Tan, Fenghua, Cao, Min, Ge, Xuefeng, Li, Chao, Tian, Mengyu, Zhang, Lu, Fu, Qiang, Song, Lin, Yang, Ning
Developmental and comparative immunology 2019 v.99 pp. 103412
Escherichia coli, Gram-negative bacteria, Gram-positive bacteria, Paralichthys olivaceus, Scophthalmus maximus, Staphylococcus aureus, Streptococcus iniae, Vibrio anguillarum, agglutination, bacterial infections, binding capacity, brain, endosomes, genes, genomics, gills, immune system, intestines, ligands, liver, lysosomes, membrane proteins, open reading frames, pathogens, phagocytosis, phylogeny, receptors, skin (animal), tissue distribution, turbot
The immune system protects organism from external pathogens, this progress starts with the pathogen recognition by pattern recognition receptors (PRRs). As a group of PRRs, the class B scavenger receptors showed important roles in phagocytosis. Among three class B scavenger receptors, lysosomal integral membrane protein type 2 (LIMP-2) was reported to present in the limiting membranes of lysosomes and late endosomes, but its immune roles in teleost species are still limited in handful species. Here, we characterized LIMP-2 gene in turbot, and its expression patterns in mucosal barriers following different bacterial infection, as well as ligand binding activities to different microbial ligands and agglutination assay with different bacteria.

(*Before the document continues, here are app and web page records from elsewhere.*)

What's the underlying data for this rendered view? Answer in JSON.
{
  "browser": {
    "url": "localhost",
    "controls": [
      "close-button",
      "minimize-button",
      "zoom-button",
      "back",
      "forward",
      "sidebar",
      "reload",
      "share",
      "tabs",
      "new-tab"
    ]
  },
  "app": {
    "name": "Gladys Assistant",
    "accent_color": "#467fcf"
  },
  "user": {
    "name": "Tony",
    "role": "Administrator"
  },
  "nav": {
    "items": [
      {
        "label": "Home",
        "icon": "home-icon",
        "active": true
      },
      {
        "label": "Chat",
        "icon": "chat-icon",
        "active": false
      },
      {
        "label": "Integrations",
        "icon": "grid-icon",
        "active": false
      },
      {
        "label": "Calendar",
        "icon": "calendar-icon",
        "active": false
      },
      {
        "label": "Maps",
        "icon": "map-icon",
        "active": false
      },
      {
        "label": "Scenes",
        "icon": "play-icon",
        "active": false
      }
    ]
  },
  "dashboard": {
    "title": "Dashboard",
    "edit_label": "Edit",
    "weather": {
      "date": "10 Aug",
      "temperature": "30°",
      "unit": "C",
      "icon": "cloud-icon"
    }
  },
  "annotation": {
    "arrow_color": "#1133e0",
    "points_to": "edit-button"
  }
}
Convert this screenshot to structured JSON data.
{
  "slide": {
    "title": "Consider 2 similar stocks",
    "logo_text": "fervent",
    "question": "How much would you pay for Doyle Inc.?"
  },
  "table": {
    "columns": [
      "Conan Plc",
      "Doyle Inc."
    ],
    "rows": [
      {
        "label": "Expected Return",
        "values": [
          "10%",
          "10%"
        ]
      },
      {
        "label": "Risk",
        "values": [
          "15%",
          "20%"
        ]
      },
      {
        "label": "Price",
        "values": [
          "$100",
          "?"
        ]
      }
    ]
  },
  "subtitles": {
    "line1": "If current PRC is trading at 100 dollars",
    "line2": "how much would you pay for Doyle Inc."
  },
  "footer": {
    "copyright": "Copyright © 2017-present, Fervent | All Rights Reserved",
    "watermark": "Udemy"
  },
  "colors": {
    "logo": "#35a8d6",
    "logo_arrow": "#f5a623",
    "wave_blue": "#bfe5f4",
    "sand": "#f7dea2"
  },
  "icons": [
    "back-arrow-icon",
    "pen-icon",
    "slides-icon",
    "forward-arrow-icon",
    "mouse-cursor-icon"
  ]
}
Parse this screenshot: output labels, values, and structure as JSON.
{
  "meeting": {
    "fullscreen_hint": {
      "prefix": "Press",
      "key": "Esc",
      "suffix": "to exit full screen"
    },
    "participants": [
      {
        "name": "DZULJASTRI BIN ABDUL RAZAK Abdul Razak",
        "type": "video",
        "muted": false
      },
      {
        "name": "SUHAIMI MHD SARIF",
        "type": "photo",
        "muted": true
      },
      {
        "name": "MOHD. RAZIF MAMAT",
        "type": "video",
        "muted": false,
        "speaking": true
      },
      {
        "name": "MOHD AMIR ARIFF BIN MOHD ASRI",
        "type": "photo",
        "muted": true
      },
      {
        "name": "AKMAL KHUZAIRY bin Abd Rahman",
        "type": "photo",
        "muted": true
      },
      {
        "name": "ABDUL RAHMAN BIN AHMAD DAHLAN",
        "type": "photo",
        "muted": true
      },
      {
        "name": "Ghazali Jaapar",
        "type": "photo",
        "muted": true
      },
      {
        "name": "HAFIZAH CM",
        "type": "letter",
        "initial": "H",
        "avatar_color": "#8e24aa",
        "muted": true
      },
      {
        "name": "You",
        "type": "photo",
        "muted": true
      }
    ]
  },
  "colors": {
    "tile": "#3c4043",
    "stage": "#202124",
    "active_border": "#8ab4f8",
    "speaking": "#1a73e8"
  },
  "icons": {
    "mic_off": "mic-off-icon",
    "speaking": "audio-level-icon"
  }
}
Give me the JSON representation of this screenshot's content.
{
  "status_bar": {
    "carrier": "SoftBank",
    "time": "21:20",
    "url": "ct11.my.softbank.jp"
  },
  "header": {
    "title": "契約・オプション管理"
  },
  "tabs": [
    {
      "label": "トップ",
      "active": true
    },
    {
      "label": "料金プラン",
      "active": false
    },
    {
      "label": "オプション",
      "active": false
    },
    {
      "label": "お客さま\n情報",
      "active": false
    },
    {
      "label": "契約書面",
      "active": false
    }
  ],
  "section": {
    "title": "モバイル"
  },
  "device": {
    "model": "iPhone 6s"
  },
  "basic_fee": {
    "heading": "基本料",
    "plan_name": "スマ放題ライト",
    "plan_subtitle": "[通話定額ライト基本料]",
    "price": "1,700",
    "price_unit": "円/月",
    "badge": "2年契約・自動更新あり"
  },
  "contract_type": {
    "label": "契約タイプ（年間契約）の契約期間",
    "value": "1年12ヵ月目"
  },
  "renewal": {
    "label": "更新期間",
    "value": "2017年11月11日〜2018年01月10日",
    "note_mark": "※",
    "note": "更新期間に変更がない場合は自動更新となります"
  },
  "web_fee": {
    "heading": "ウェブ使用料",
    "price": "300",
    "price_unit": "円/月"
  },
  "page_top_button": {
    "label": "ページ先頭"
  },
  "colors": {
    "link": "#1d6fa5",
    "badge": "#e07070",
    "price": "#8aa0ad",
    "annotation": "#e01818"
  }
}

In our results, one SmLIMP2 gene was identified with a 1,593 bp open reading frame (ORF). The multiple species comparison and phylogenetic analysis showed the closest relationship to Paralichthys olivaceus, the genomic structure analysis and syntenic analysis revealed the conservation of LIMP-2 during evolution. In tissue distribution analysis, SmLIMP-2 was expressed in all the examined turbot tissues, with the highest expression level in brain, and the lowest expression level in liver. In addition, SmLIMP-2 was significantly up-regulated in all the mucosal tissues (skin, gill and intestine) following Gram-negative bacteria Vibrio anguillarum infection, and was only up-regulated in gill following Gram-positive bacteria Streptococcus iniae challenge. Finally, the rSmLIMP-2 showed strong binding ability to all the examined microbial ligands, and strong agglutination with Escherichia coli, Staphylococcus aureus and V. anguillarum. Taken together, our results suggested SmLIMP-2 played important roles in fish immune response to bacterial infection. However, further functional studies should be carried out to better characterize its detailed roles in teleost immunity.